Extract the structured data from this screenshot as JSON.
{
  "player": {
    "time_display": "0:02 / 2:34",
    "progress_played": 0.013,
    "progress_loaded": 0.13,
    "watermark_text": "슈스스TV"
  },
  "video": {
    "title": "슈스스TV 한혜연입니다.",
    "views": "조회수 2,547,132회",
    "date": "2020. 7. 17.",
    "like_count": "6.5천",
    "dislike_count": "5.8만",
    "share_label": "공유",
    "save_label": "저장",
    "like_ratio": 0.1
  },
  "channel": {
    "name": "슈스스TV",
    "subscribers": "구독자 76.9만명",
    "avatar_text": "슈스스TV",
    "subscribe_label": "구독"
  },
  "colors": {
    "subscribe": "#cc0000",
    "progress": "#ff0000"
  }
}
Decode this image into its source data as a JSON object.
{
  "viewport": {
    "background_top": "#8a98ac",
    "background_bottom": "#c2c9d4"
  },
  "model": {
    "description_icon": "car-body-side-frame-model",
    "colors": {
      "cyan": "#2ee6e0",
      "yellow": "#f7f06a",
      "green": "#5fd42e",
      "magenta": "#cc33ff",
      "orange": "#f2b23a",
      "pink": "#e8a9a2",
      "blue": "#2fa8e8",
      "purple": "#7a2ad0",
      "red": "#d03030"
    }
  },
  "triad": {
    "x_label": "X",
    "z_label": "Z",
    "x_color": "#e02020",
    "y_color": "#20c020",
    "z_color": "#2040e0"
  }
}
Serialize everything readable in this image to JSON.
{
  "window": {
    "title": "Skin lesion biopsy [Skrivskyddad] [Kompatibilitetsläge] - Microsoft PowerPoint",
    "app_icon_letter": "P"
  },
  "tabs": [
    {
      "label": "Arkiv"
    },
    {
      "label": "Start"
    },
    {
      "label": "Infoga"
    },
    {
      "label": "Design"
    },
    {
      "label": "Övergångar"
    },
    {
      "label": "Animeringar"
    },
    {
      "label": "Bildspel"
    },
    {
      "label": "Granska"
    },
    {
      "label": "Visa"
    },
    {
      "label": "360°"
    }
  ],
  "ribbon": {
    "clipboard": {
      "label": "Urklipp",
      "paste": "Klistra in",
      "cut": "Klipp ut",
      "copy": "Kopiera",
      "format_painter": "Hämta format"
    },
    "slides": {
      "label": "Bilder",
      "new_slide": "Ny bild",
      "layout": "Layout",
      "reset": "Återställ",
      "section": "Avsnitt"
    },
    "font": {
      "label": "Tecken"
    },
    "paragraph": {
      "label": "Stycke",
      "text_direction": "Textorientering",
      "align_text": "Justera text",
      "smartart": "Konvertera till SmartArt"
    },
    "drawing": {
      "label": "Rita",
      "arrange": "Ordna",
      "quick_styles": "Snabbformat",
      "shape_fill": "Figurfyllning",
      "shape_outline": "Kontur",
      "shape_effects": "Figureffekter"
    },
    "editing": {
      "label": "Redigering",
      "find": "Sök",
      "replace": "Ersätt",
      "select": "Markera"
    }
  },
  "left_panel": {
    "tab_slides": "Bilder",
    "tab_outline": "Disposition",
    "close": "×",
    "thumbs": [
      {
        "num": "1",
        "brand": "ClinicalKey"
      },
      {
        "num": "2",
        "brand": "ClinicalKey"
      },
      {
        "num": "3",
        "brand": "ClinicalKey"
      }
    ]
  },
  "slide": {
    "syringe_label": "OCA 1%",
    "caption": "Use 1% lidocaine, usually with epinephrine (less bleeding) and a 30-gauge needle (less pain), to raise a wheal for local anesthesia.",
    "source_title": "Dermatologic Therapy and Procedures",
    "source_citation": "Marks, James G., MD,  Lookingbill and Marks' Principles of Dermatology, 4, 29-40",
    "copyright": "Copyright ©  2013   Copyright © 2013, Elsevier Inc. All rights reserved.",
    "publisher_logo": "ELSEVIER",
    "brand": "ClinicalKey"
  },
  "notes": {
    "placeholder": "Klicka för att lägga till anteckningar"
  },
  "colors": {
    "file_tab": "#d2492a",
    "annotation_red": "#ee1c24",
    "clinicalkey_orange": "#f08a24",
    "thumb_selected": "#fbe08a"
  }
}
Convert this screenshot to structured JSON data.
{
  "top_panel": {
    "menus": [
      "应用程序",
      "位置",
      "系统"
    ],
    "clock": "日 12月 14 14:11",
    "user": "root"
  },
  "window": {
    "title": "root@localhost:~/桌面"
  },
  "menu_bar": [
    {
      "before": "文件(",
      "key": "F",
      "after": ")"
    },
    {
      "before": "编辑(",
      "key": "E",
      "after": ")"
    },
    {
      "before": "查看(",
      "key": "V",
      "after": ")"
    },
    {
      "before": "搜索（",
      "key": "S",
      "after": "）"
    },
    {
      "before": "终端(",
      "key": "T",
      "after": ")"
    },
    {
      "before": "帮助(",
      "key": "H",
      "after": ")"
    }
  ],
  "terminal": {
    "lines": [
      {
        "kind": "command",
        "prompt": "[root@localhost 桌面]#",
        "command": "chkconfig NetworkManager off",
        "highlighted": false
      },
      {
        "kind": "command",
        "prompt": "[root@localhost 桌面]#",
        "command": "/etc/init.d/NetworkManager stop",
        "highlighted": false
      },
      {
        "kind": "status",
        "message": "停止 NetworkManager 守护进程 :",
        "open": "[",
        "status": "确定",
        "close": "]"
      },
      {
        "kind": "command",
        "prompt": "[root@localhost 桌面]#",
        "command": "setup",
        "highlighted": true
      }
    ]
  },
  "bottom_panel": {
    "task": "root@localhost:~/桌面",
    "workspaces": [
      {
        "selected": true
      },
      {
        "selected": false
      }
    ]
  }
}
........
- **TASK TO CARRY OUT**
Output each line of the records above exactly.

- **ANSWER TO THIS EXERCISE**
Extract the structured data from this screenshot as JSON.
{
  "player": {
    "time_display": "0:02 / 2:34",
    "progress_played": 0.013,
    "progress_loaded": 0.13,
    "watermark_text": "슈스스TV"
  },
  "video": {
    "title": "슈스스TV 한혜연입니다.",
    "views": "조회수 2,547,132회",
    "date": "2020. 7. 17.",
    "like_count": "6.5천",
    "dislike_count": "5.8만",
    "share_label": "공유",
    "save_label": "저장",
    "like_ratio": 0.1
  },
  "channel": {
    "name": "슈스스TV",
    "subscribers": "구독자 76.9만명",
    "avatar_text": "슈스스TV",
    "subscribe_label": "구독"
  },
  "colors": {
    "subscribe": "#cc0000",
    "progress": "#ff0000"
  }
}
Decode this image into its source data as a JSON object.
{
  "viewport": {
    "background_top": "#8a98ac",
    "background_bottom": "#c2c9d4"
  },
  "model": {
    "description_icon": "car-body-side-frame-model",
    "colors": {
      "cyan": "#2ee6e0",
      "yellow": "#f7f06a",
      "green": "#5fd42e",
      "magenta": "#cc33ff",
      "orange": "#f2b23a",
      "pink": "#e8a9a2",
      "blue": "#2fa8e8",
      "purple": "#7a2ad0",
      "red": "#d03030"
    }
  },
  "triad": {
    "x_label": "X",
    "z_label": "Z",
    "x_color": "#e02020",
    "y_color": "#20c020",
    "z_color": "#2040e0"
  }
}
Serialize everything readable in this image to JSON.
{
  "window": {
    "title": "Skin lesion biopsy [Skrivskyddad] [Kompatibilitetsläge] - Microsoft PowerPoint",
    "app_icon_letter": "P"
  },
  "tabs": [
    {
      "label": "Arkiv"
    },
    {
      "label": "Start"
    },
    {
      "label": "Infoga"
    },
    {
      "label": "Design"
    },
    {
      "label": "Övergångar"
    },
    {
      "label": "Animeringar"
    },
    {
      "label": "Bildspel"
    },
    {
      "label": "Granska"
    },
    {
      "label": "Visa"
    },
    {
      "label": "360°"
    }
  ],
  "ribbon": {
    "clipboard": {
      "label": "Urklipp",
      "paste": "Klistra in",
      "cut": "Klipp ut",
      "copy": "Kopiera",
      "format_painter": "Hämta format"
    },
    "slides": {
      "label": "Bilder",
      "new_slide": "Ny bild",
      "layout": "Layout",
      "reset": "Återställ",
      "section": "Avsnitt"
    },
    "font": {
      "label": "Tecken"
    },
    "paragraph": {
      "label": "Stycke",
      "text_direction": "Textorientering",
      "align_text": "Justera text",
      "smartart": "Konvertera till SmartArt"
    },
    "drawing": {
      "label": "Rita",
      "arrange": "Ordna",
      "quick_styles": "Snabbformat",
      "shape_fill": "Figurfyllning",
      "shape_outline": "Kontur",
      "shape_effects": "Figureffekter"
    },
    "editing": {
      "label": "Redigering",
      "find": "Sök",
      "replace": "Ersätt",
      "select": "Markera"
    }
  },
  "left_panel": {
    "tab_slides": "Bilder",
    "tab_outline": "Disposition",
    "close": "×",
    "thumbs": [
      {
        "num": "1",
        "brand": "ClinicalKey"
      },
      {
        "num": "2",
        "brand": "ClinicalKey"
      },
      {
        "num": "3",
        "brand": "ClinicalKey"
      }
    ]
  },
  "slide": {
    "syringe_label": "OCA 1%",
    "caption": "Use 1% lidocaine, usually with epinephrine (less bleeding) and a 30-gauge needle (less pain), to raise a wheal for local anesthesia.",
    "source_title": "Dermatologic Therapy and Procedures",
    "source_citation": "Marks, James G., MD,  Lookingbill and Marks' Principles of Dermatology, 4, 29-40",
    "copyright": "Copyright ©  2013   Copyright © 2013, Elsevier Inc. All rights reserved.",
    "publisher_logo": "ELSEVIER",
    "brand": "ClinicalKey"
  },
  "notes": {
    "placeholder": "Klicka för att lägga till anteckningar"
  },
  "colors": {
    "file_tab": "#d2492a",
    "annotation_red": "#ee1c24",
    "clinicalkey_orange": "#f08a24",
    "thumb_selected": "#fbe08a"
  }
}
Convert this screenshot to structured JSON data.
{
  "top_panel": {
    "menus": [
      "应用程序",
      "位置",
      "系统"
    ],
    "clock": "日 12月 14 14:11",
    "user": "root"
  },
  "window": {
    "title": "root@localhost:~/桌面"
  },
  "menu_bar": [
    {
      "before": "文件(",
      "key": "F",
      "after": ")"
    },
    {
      "before": "编辑(",
      "key": "E",
      "after": ")"
    },
    {
      "before": "查看(",
      "key": "V",
      "after": ")"
    },
    {
      "before": "搜索（",
      "key": "S",
      "after": "）"
    },
    {
      "before": "终端(",
      "key": "T",
      "after": ")"
    },
    {
      "before": "帮助(",
      "key": "H",
      "after": ")"
    }
  ],
  "terminal": {
    "lines": [
      {
        "kind": "command",
        "prompt": "[root@localhost 桌面]#",
        "command": "chkconfig NetworkManager off",
        "highlighted": false
      },
      {
        "kind": "command",
        "prompt": "[root@localhost 桌面]#",
        "command": "/etc/init.d/NetworkManager stop",
        "highlighted": false
      },
      {
        "kind": "status",
        "message": "停止 NetworkManager 守护进程 :",
        "open": "[",
        "status": "确定",
        "close": "]"
      },
      {
        "kind": "command",
        "prompt": "[root@localhost 桌面]#",
        "command": "setup",
        "highlighted": true
      }
    ]
  },
  "bottom_panel": {
    "task": "root@localhost:~/桌面",
    "workspaces": [
      {
        "selected": true
      },
      {
        "selected": false
      }
    ]
  }
}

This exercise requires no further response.